The Iron Curtain descended and no one could get away from the socialist countries. The communists abolished private ownership and took over trade unions. They introduced a centralized, planned economy, soon ending in bankruptcy across the country. After WWII the Hungarian peasantry looked forward to a brighter future. Hundreds of thousands came into possession of land. However, wartime restrictions did not cease and the communists tripled farmers' compulsory quota. The official collectors used to arrive with AVH men, scaring whole villages at a time. They were harassed with special taxes, physical and psychological bullying. In the 1950's 300,000 peasants left their land. 10% of the country's arable land remained fallow. Shortages became permanent and people queued for hours for items only available w/ food coupons. The AVH deprived the right to schooling, further education, homes, travel, and the Hungarian society vegetated. A once prospering Hungarian empire at its peak 50 years ago, was now losing it's identity. Party soldiers were put into leading economic positions who were incompetent in economic matters. On the job and after hours one had to continually affirm belief in the regime. Communal readings of the Party's official organ was mandatory and on weekends people had to participate in "voluntary" solidarity shifts becoming "Communist Saturday." Instead of the Hungarian national anthem, the Soviet anthem had to be sung at official functions. Those who did not show sufficient enthusiasm were promptly denounced. People learned to whisper, terror cast its shadow over Hungarian life.
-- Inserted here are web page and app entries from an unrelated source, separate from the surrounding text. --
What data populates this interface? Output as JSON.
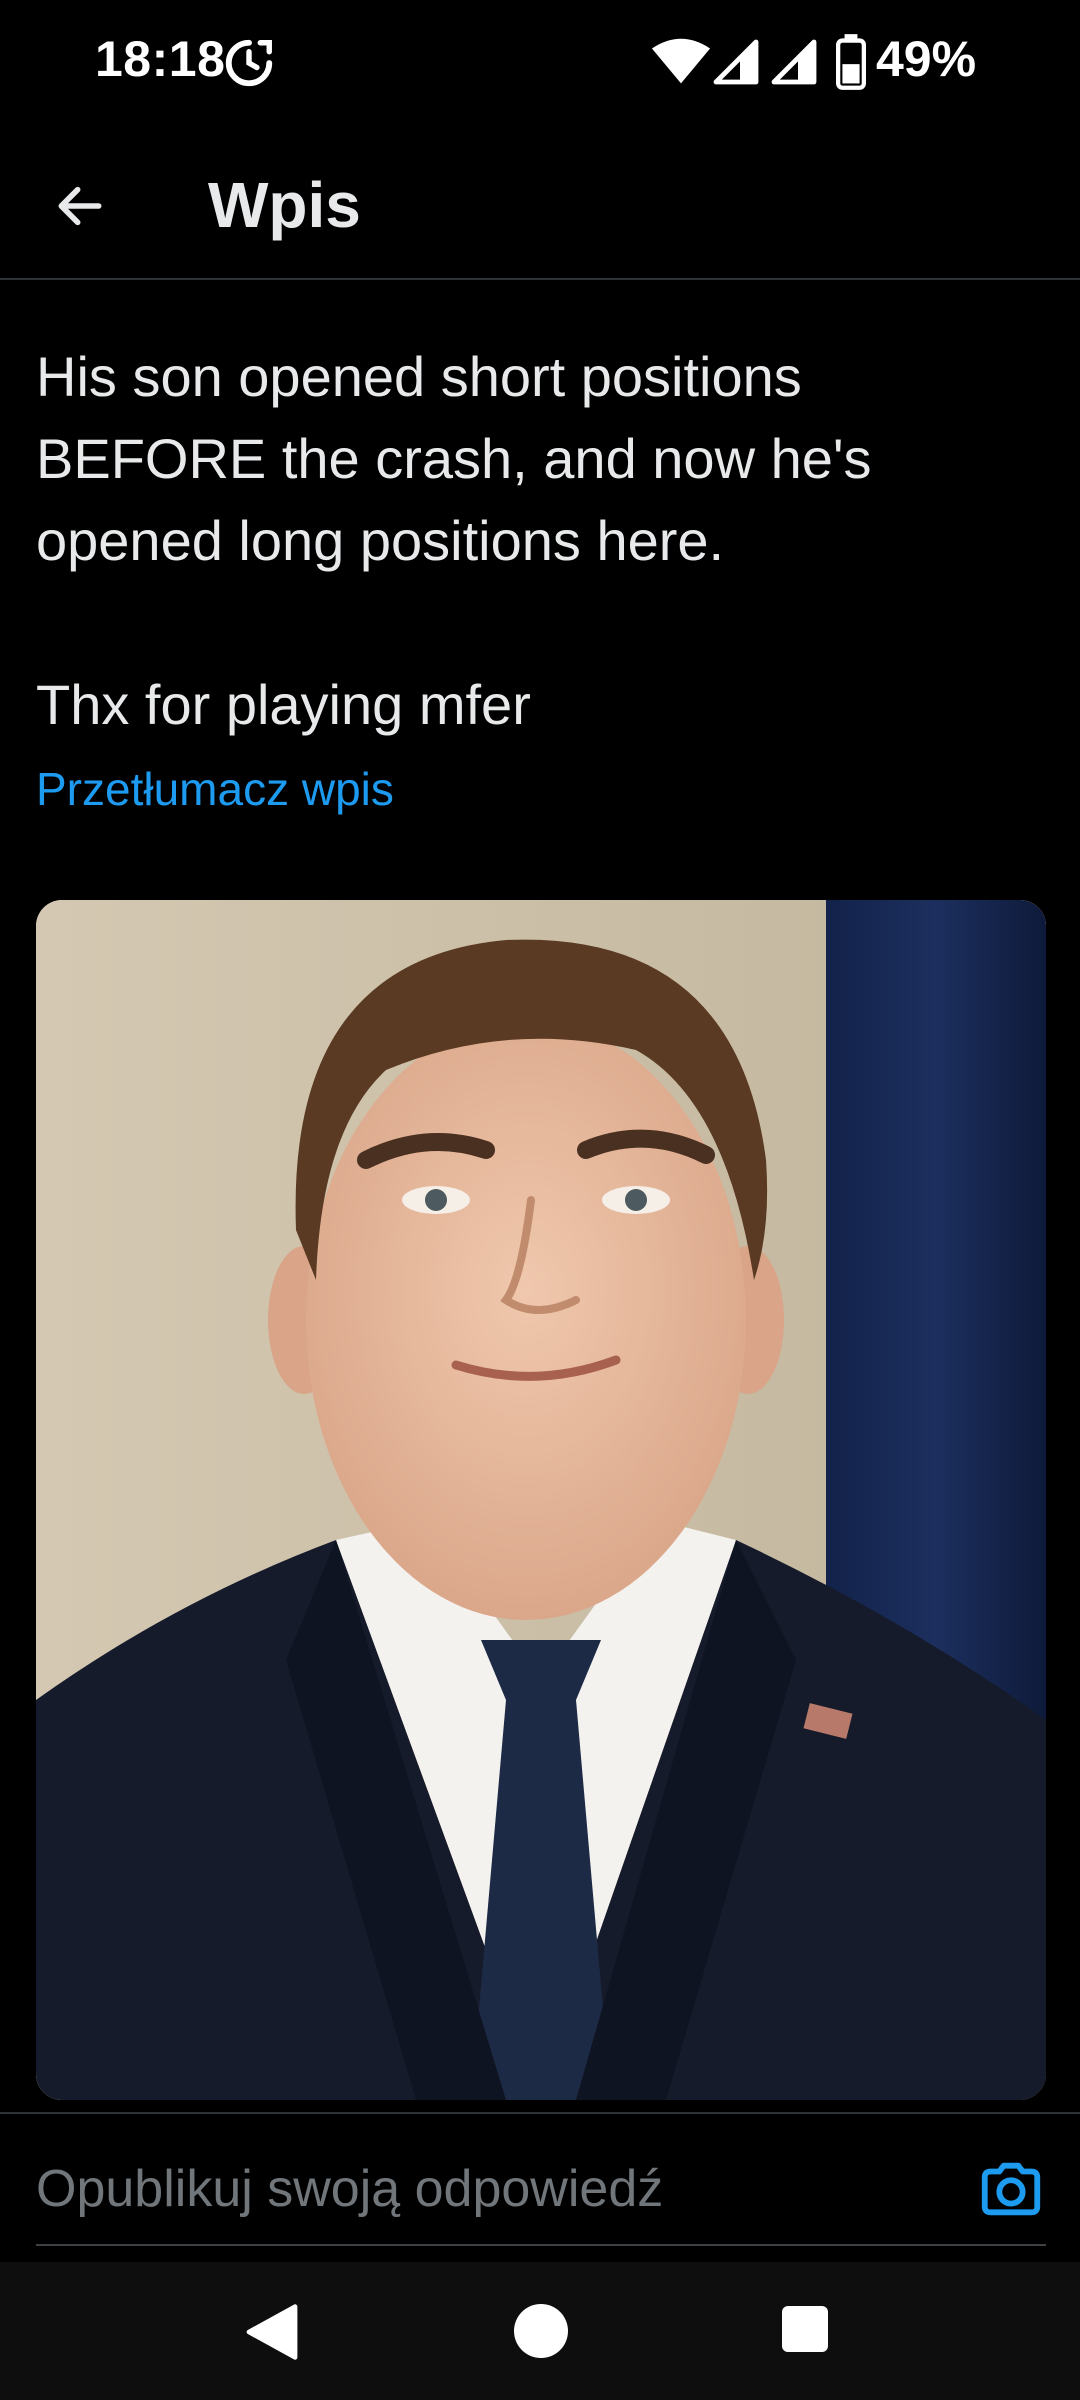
{
  "status_bar": {
    "time": "18:18",
    "battery": "49%",
    "icons": [
      "sync-icon",
      "wifi-icon",
      "signal-icon",
      "signal-icon",
      "battery-icon"
    ]
  },
  "header": {
    "back_icon": "arrow-left-icon",
    "title": "Wpis"
  },
  "post": {
    "text": "His son opened short positions BEFORE the crash, and now he's opened long positions here.\n\nThx for playing mfer",
    "translate_label": "Przetłumacz wpis",
    "image_alt": "Photo of a young man in a dark suit and tie with a small flag pin"
  },
  "reply": {
    "placeholder": "Opublikuj swoją odpowiedź",
    "camera_icon": "camera-icon"
  },
  "nav": {
    "back_icon": "triangle-back-icon",
    "home_icon": "circle-home-icon",
    "recents_icon": "square-recents-icon"
  },
  "colors": {
    "background": "#000000",
    "text": "#e7e9ea",
    "accent": "#1d9bf0",
    "muted": "#71767b",
    "divider": "#2f3336"
  }
}
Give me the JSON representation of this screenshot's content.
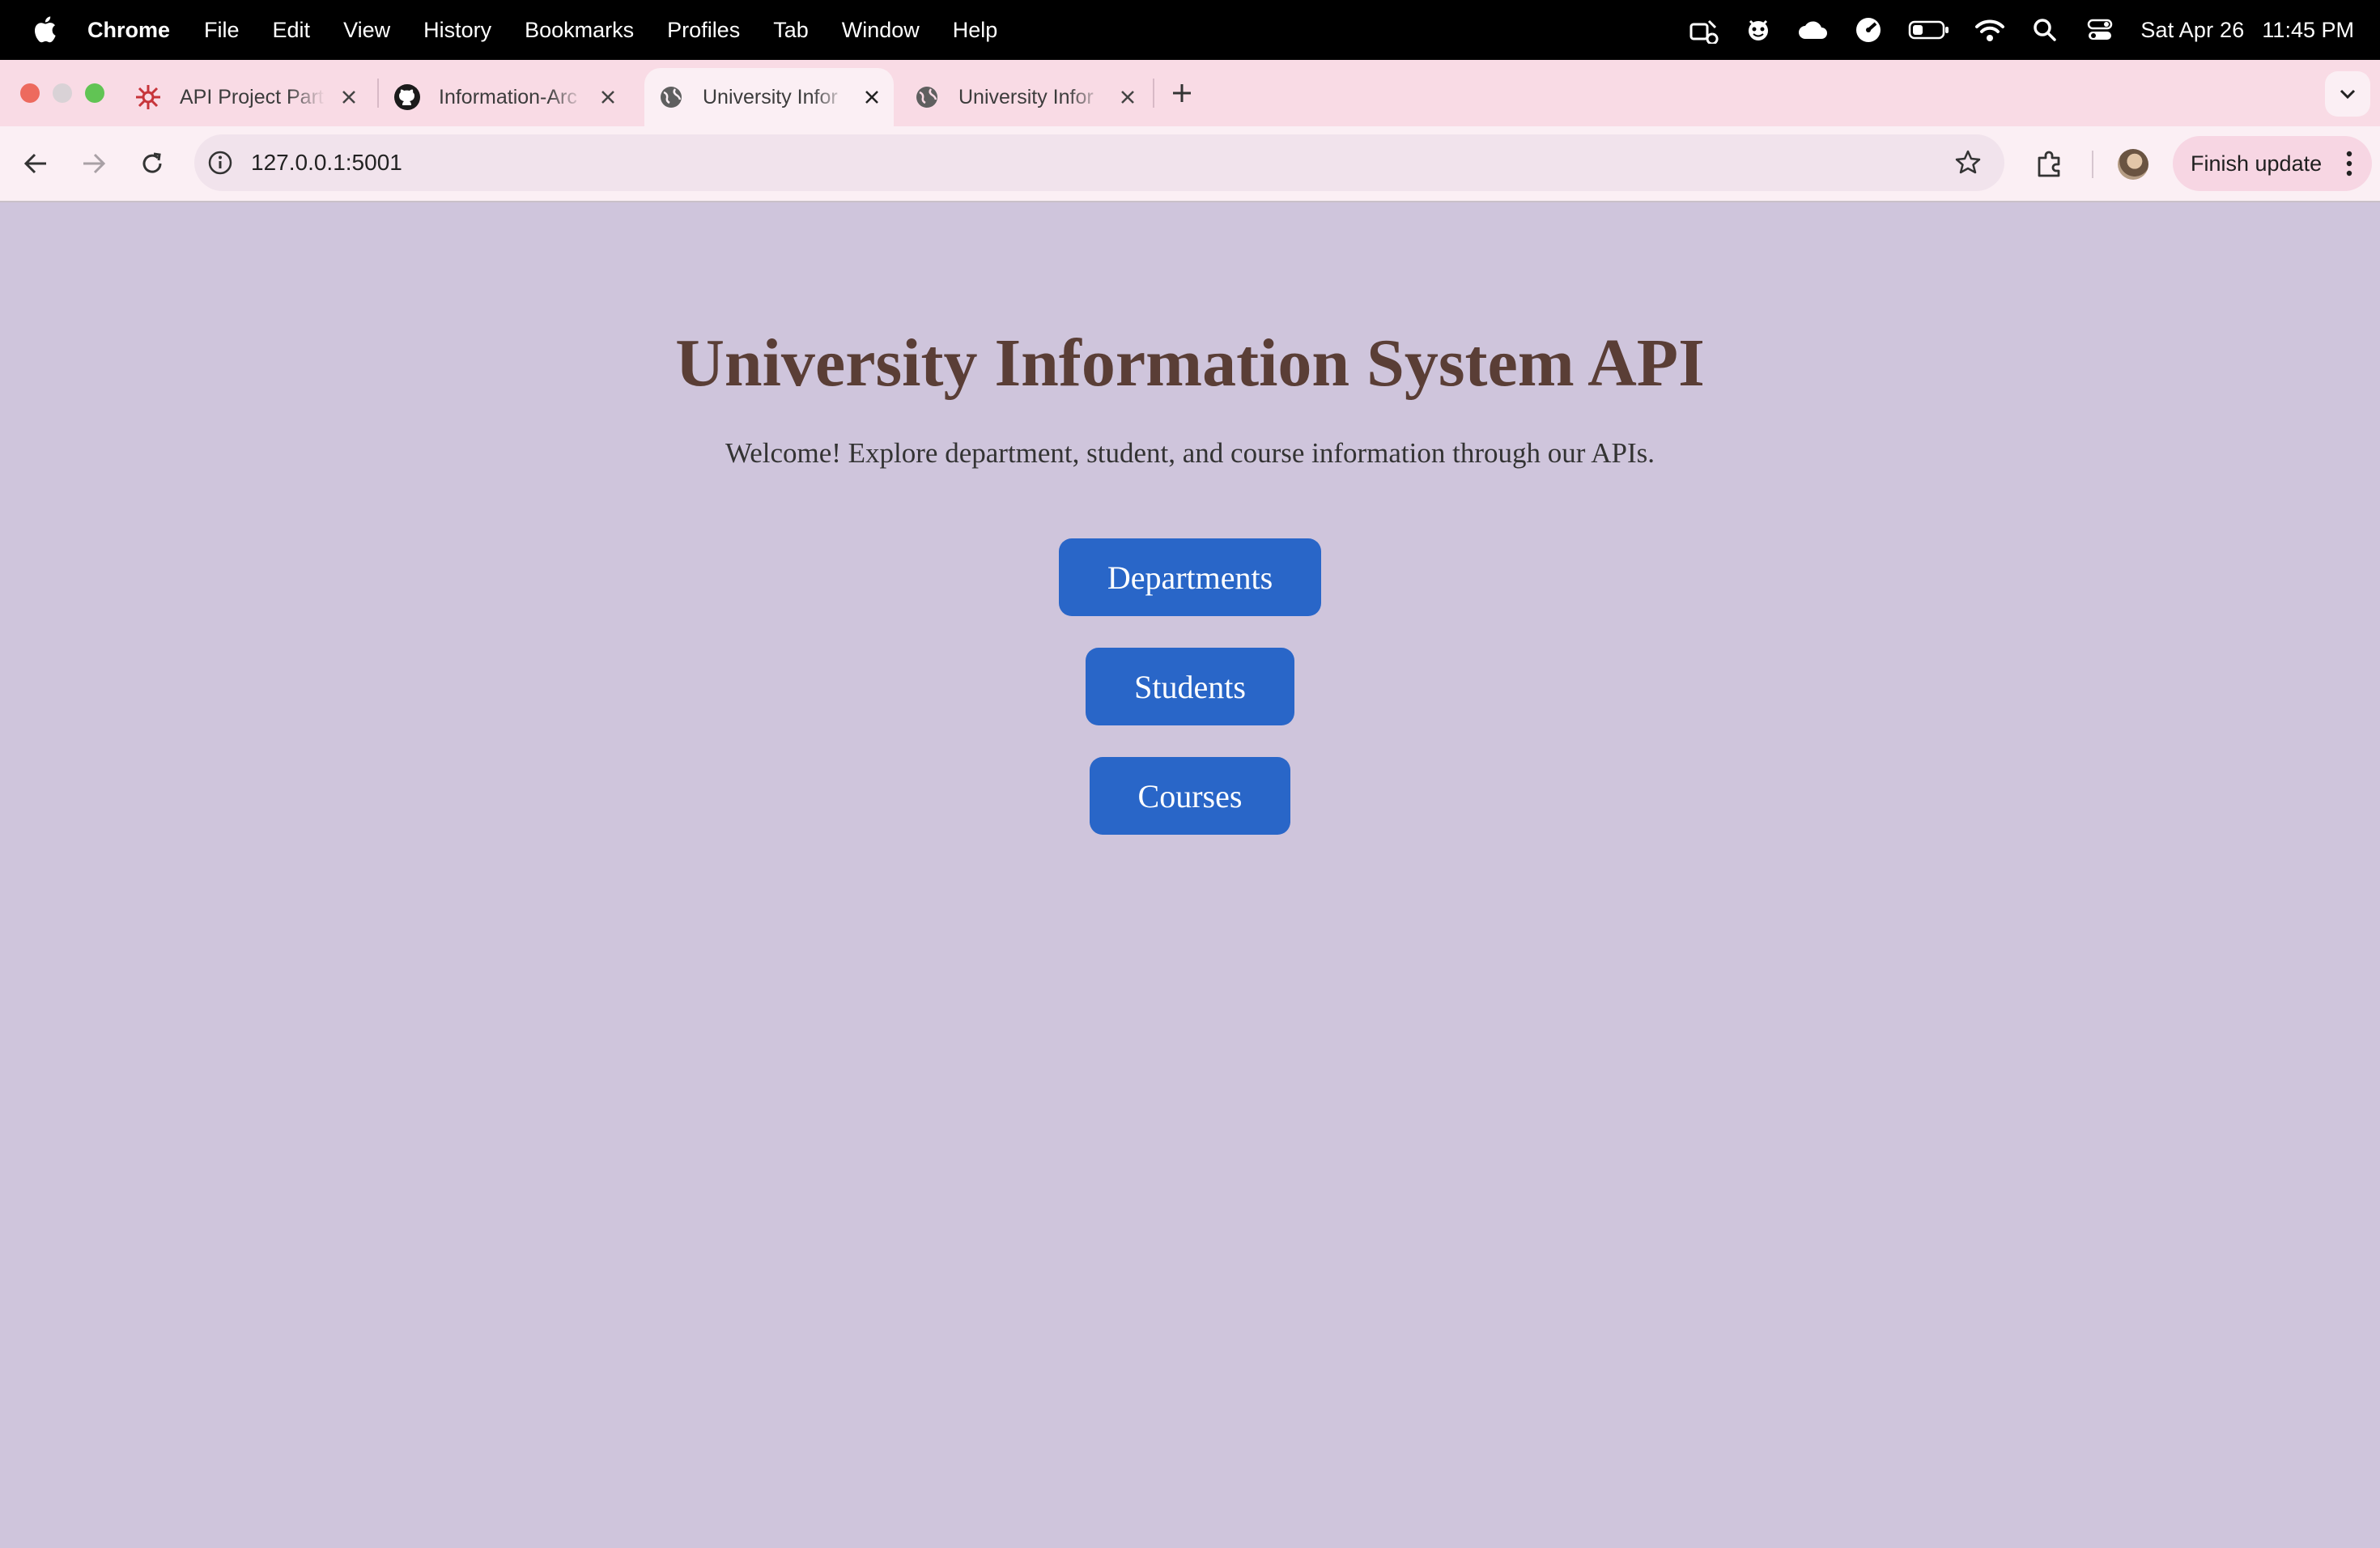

A country wide resistance movement extended over ever level of society. Between 1945 and '56 50,000 people were brought before the courts and accused of sedition. Nearly 400 were executed. Stalin died on March 5, 1953. A power struggle ensued. A mass rising took place in Berlin against the communist regime and within 2 days Soviet troops crushed the uprising. In the Spring of 1955 the victorious powers of WWII signed the Austrian State Treaty, granting Austria independence and all occupying forces were withdrawn into Hungary. On October 23, 1956 a demonstration broke out in Budapest and several other cities, organized by students. The secret police opened lethal fire on the unarmed demonstrators turning a protest into a revolution. Freedom fighter became more organized and battled soldiers. On October 28 the Soviets gave ground and the Prime Minister swept into power by the Revolution ordering an immediate truce. The following day Soviet troops began withdrawing from Budapest. He also pledged free elections. On October 30, the USSR government announced it wanted to amend relations and only 24 hours later gave out orders to crush the freedom fight. More troops came into Hungary. The Hungarian government asked the UN for assistance but they were unable to stop the Soviets On November 4, Soviet tanks bore down revolutionaries, wounding 20,000, killing 2,500. In June of 1958, the Prime Minister and 3 other major figures were sentenced to death in camera and executed.